Provided entries START

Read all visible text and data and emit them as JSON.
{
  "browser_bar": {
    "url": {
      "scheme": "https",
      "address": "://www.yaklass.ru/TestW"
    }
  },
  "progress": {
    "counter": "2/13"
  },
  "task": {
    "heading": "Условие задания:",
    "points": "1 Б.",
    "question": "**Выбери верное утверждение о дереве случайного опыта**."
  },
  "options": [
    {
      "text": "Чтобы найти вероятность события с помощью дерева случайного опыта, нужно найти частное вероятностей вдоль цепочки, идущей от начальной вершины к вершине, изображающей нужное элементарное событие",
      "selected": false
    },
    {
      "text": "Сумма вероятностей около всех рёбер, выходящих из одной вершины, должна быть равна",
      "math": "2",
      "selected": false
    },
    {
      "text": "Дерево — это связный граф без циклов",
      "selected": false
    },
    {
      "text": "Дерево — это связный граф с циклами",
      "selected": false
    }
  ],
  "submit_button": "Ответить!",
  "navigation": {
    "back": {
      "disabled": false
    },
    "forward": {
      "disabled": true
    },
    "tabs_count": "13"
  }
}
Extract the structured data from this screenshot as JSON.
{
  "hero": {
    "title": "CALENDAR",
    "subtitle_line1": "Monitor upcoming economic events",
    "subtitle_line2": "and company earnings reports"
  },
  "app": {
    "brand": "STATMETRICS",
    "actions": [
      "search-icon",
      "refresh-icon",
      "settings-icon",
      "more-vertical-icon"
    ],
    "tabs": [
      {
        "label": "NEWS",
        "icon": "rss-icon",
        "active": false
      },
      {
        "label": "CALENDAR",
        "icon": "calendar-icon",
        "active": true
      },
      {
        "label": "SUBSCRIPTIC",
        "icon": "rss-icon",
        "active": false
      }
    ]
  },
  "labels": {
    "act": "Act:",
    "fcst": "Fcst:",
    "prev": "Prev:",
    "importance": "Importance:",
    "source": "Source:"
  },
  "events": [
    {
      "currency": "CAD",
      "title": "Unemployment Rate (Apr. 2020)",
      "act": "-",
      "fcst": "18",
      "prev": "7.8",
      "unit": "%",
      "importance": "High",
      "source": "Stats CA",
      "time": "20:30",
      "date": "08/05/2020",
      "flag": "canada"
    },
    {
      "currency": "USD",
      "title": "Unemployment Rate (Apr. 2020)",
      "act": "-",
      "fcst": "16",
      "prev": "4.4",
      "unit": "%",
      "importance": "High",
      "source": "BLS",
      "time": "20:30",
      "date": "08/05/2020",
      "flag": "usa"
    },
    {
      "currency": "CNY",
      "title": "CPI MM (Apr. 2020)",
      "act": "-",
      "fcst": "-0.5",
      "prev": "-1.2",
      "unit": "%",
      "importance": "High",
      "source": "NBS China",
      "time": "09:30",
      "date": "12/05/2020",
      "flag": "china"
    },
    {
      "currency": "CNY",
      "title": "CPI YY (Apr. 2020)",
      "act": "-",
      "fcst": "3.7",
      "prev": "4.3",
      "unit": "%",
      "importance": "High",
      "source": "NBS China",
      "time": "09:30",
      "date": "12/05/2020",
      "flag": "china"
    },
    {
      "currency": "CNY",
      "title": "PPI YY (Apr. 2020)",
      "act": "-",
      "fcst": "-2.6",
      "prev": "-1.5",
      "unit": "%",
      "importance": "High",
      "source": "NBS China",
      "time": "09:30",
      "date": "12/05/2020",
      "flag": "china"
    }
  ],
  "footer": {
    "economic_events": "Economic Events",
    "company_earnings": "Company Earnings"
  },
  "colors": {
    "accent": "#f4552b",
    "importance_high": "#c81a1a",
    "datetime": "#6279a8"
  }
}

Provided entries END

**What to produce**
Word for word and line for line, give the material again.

**Response to this task**
Read all visible text and data and emit them as JSON.
{
  "browser_bar": {
    "url": {
      "scheme": "https",
      "address": "://www.yaklass.ru/TestW"
    }
  },
  "progress": {
    "counter": "2/13"
  },
  "task": {
    "heading": "Условие задания:",
    "points": "1 Б.",
    "question": "**Выбери верное утверждение о дереве случайного опыта**."
  },
  "options": [
    {
      "text": "Чтобы найти вероятность события с помощью дерева случайного опыта, нужно найти частное вероятностей вдоль цепочки, идущей от начальной вершины к вершине, изображающей нужное элементарное событие",
      "selected": false
    },
    {
      "text": "Сумма вероятностей около всех рёбер, выходящих из одной вершины, должна быть равна",
      "math": "2",
      "selected": false
    },
    {
      "text": "Дерево — это связный граф без циклов",
      "selected": false
    },
    {
      "text": "Дерево — это связный граф с циклами",
      "selected": false
    }
  ],
  "submit_button": "Ответить!",
  "navigation": {
    "back": {
      "disabled": false
    },
    "forward": {
      "disabled": true
    },
    "tabs_count": "13"
  }
}
Extract the structured data from this screenshot as JSON.
{
  "hero": {
    "title": "CALENDAR",
    "subtitle_line1": "Monitor upcoming economic events",
    "subtitle_line2": "and company earnings reports"
  },
  "app": {
    "brand": "STATMETRICS",
    "actions": [
      "search-icon",
      "refresh-icon",
      "settings-icon",
      "more-vertical-icon"
    ],
    "tabs": [
      {
        "label": "NEWS",
        "icon": "rss-icon",
        "active": false
      },
      {
        "label": "CALENDAR",
        "icon": "calendar-icon",
        "active": true
      },
      {
        "label": "SUBSCRIPTIC",
        "icon": "rss-icon",
        "active": false
      }
    ]
  },
  "labels": {
    "act": "Act:",
    "fcst": "Fcst:",
    "prev": "Prev:",
    "importance": "Importance:",
    "source": "Source:"
  },
  "events": [
    {
      "currency": "CAD",
      "title": "Unemployment Rate (Apr. 2020)",
      "act": "-",
      "fcst": "18",
      "prev": "7.8",
      "unit": "%",
      "importance": "High",
      "source": "Stats CA",
      "time": "20:30",
      "date": "08/05/2020",
      "flag": "canada"
    },
    {
      "currency": "USD",
      "title": "Unemployment Rate (Apr. 2020)",
      "act": "-",
      "fcst": "16",
      "prev": "4.4",
      "unit": "%",
      "importance": "High",
      "source": "BLS",
      "time": "20:30",
      "date": "08/05/2020",
      "flag": "usa"
    },
    {
      "currency": "CNY",
      "title": "CPI MM (Apr. 2020)",
      "act": "-",
      "fcst": "-0.5",
      "prev": "-1.2",
      "unit": "%",
      "importance": "High",
      "source": "NBS China",
      "time": "09:30",
      "date": "12/05/2020",
      "flag": "china"
    },
    {
      "currency": "CNY",
      "title": "CPI YY (Apr. 2020)",
      "act": "-",
      "fcst": "3.7",
      "prev": "4.3",
      "unit": "%",
      "importance": "High",
      "source": "NBS China",
      "time": "09:30",
      "date": "12/05/2020",
      "flag": "china"
    },
    {
      "currency": "CNY",
      "title": "PPI YY (Apr. 2020)",
      "act": "-",
      "fcst": "-2.6",
      "prev": "-1.5",
      "unit": "%",
      "importance": "High",
      "source": "NBS China",
      "time": "09:30",
      "date": "12/05/2020",
      "flag": "china"
    }
  ],
  "footer": {
    "economic_events": "Economic Events",
    "company_earnings": "Company Earnings"
  },
  "colors": {
    "accent": "#f4552b",
    "importance_high": "#c81a1a",
    "datetime": "#6279a8"
  }
}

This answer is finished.